Should it matter that we’re falling for creations produced by its rather than thous? After all, we already love pop music bands created entirely by committees in profit-driven companies, we buy our mass-produced paintings at big box stores, and we read generic romance novels churned out by formula. These aren’t exactly soul-to-soul interactions. But even in these cases there is a thou somewhere at the back of the creation. You might be thinking, well there’s always a programmer at the back of chatbots and AI too, but increasingly that’s not true. An AI programmer sets initial parameters, but the algorithm is designed for slight variations or mutations and it “learns” by trial-and-error monitoring by other bots and a kind of unconscious artificial selection by us on the user end.
We have begun to think about the more obvious ethics issues, as when AI-generated tweets and blogs influence political outrage, medical misinformation, and conspiracy theories. And we’re rightly worried about deep-fake visual manipulations — your face, for example, can be grafted seamlessly onto a porn actor’s body and you could find your reputation suffering. But again these are all bad-actor violations, falling squarely inside the domain of our ethical theories about lying and misrepresentation. The breakdown of I-Thou trust, on the other hand, is a new ethical issue. Since most of our contact with the world is increasingly mediated by screens, we will not know if we’re communicating with people or bots. All the chatbots seem to pass the Turing Test with relative ease now. We will never know if “humans made this.” We will lose the deep trust that underlies social life, and the unconscious machines — without any awareness or intention to do so — will succeed in alienating us.
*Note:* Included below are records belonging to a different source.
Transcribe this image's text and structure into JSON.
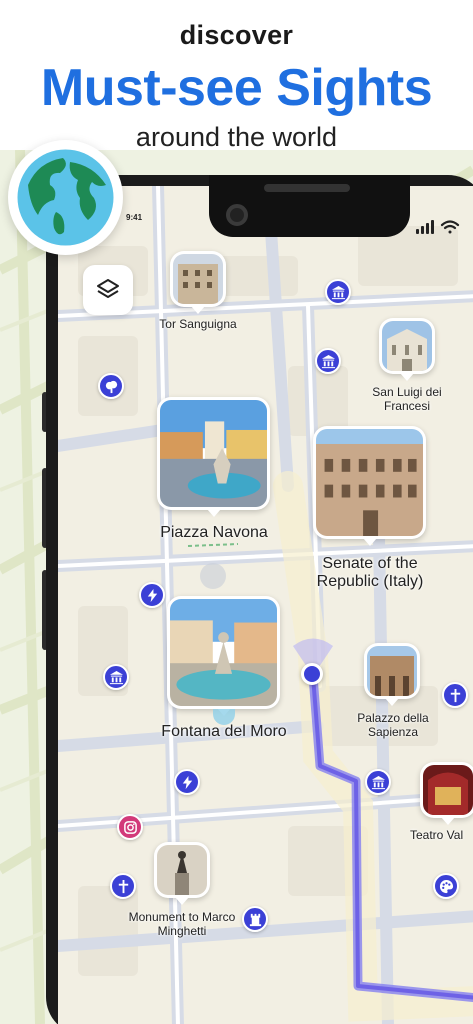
{
  "promo": {
    "line1": "discover",
    "line2": "Must-see Sights",
    "line3": "around the world"
  },
  "status": {
    "time": "9:41"
  },
  "colors": {
    "accent": "#1f6fe0",
    "poi": "#3b40d6",
    "route": "#6e62e6"
  },
  "map": {
    "layers_icon": "layers-icon",
    "places": [
      {
        "name": "Tor Sanguigna"
      },
      {
        "name": "San Luigi dei Francesi"
      },
      {
        "name": "Piazza Navona"
      },
      {
        "name": "Senate of the Republic (Italy)"
      },
      {
        "name": "Fontana del Moro"
      },
      {
        "name": "Palazzo della Sapienza"
      },
      {
        "name": "Teatro Val"
      },
      {
        "name": "Monument to Marco Minghetti"
      }
    ],
    "pois": [
      "museum-icon",
      "museum-icon",
      "tree-icon",
      "lightning-icon",
      "museum-icon",
      "cross-icon",
      "lightning-icon",
      "museum-icon",
      "instagram-icon",
      "cross-icon",
      "tower-icon",
      "palette-icon"
    ]
  }
}
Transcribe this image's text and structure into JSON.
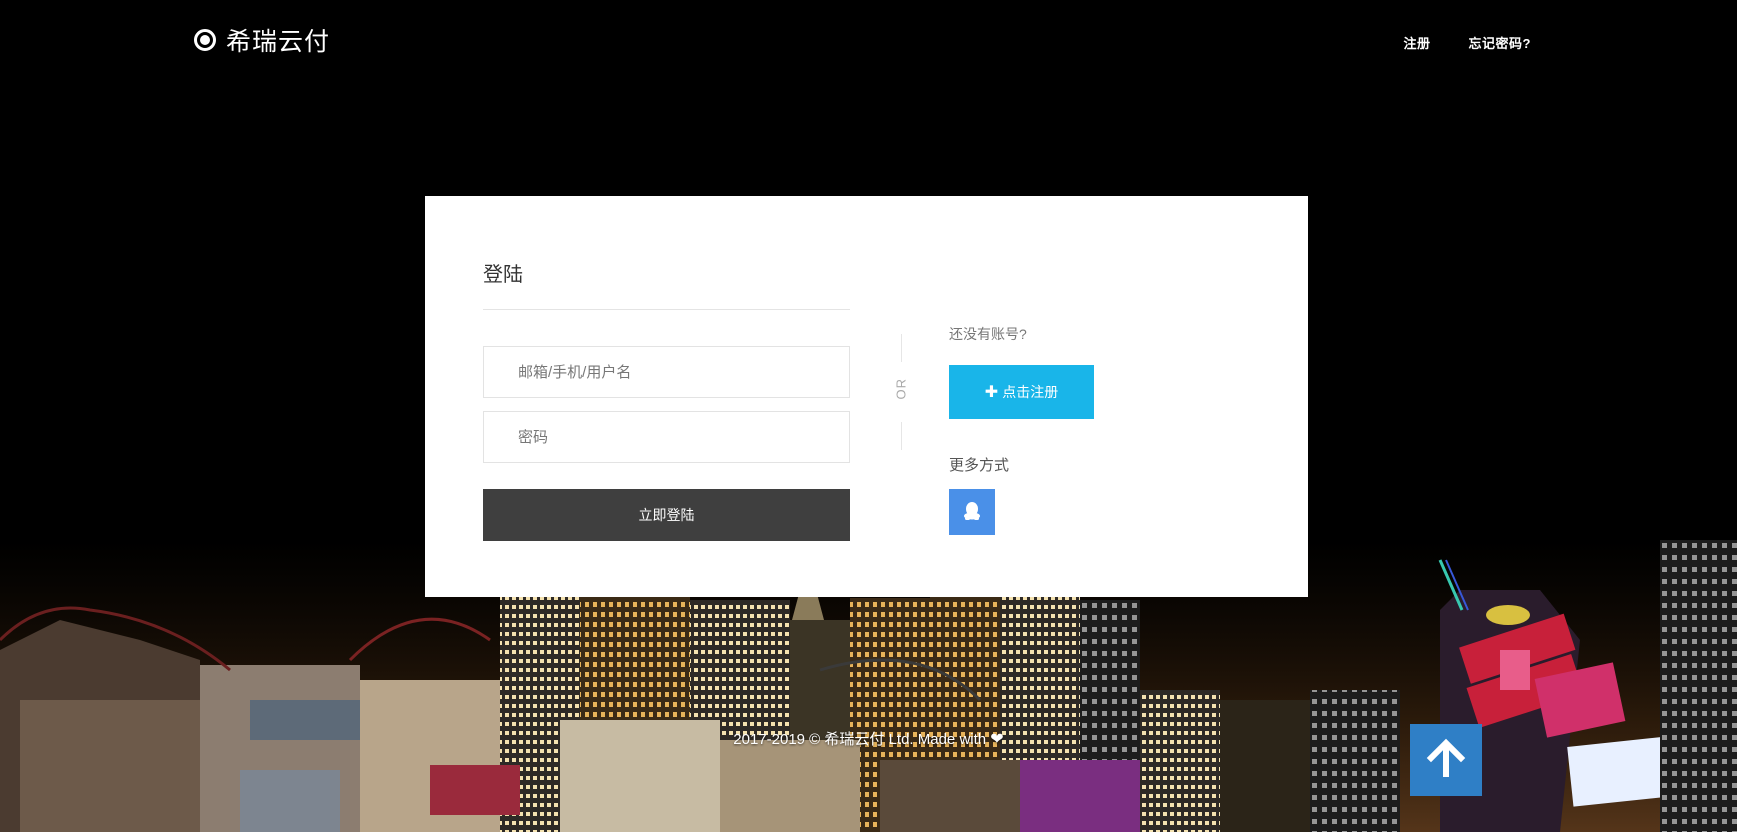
{
  "header": {
    "brand": "希瑞云付",
    "nav": [
      {
        "label": "注册"
      },
      {
        "label": "忘记密码?"
      }
    ]
  },
  "login": {
    "title": "登陆",
    "username_placeholder": "邮箱/手机/用户名",
    "password_placeholder": "密码",
    "submit_label": "立即登陆",
    "separator": "OR",
    "no_account_text": "还没有账号?",
    "register_label": "点击注册",
    "more_ways_text": "更多方式"
  },
  "footer": {
    "copyright": "2017-2019 © 希瑞云付 Ltd. Made with"
  },
  "colors": {
    "register_button": "#19b5e9",
    "login_button": "#3f3f3f",
    "qq_button": "#4a90e8",
    "to_top_button": "#2f7fc6"
  },
  "icons": {
    "brand": "target-icon",
    "register": "plus-icon",
    "qq": "qq-penguin-icon",
    "footer": "heart-icon",
    "to_top": "arrow-up-icon"
  }
}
What’s the solution?
Congressman Ted Lieu of California recently called for a bipartisan commission to make recommendations for an AI federal agency. That’s probably a good idea, but it will be slow to materialize, and when it does, it will be more concerned about public safety, like driverless cars and robotics. In the meantime, the National Endowment for the Humanities and the National Endowment for the Arts should get their heads together and make some labeling recommendations. With some guidance, artists could begin labeling their images, music, performances, prose, and poetry in order to create some transparency. Just as we have labels like “organic” on food, or “made in America” on goods, there could be a label that reads “made by humans.”
Why would AI companies bother to regulate themselves with labels and other rules and norms? Because humans are instinctively susceptible to authoritative voices (remember the Milgram experiment?). It’s only a matter of time before AI, posing as a human “thou,” causes someone to engage in harmful action. (An Alexa once challenged a 10-year-old girl to touch a penny to an electrical outlet.) Very expensive lawsuits will follow, so it will be in the interest of tech companies to enact ethical initiatives (like labels) to protect both consumers from manipulation and businesses from bankruptcy.
I admit that a “made by humans” label seems weird and like something from a Philip K. Dick novel, but at least people who still want to have an I-Thou relationship with art and media will have a choice to do so. Artists might benefit from a new cultural activism that advocates for their value and their rights. And if we get out ahead of the bots — even with something as trite as a label — we might help salvage a deep trust we never even noticed was slipping away.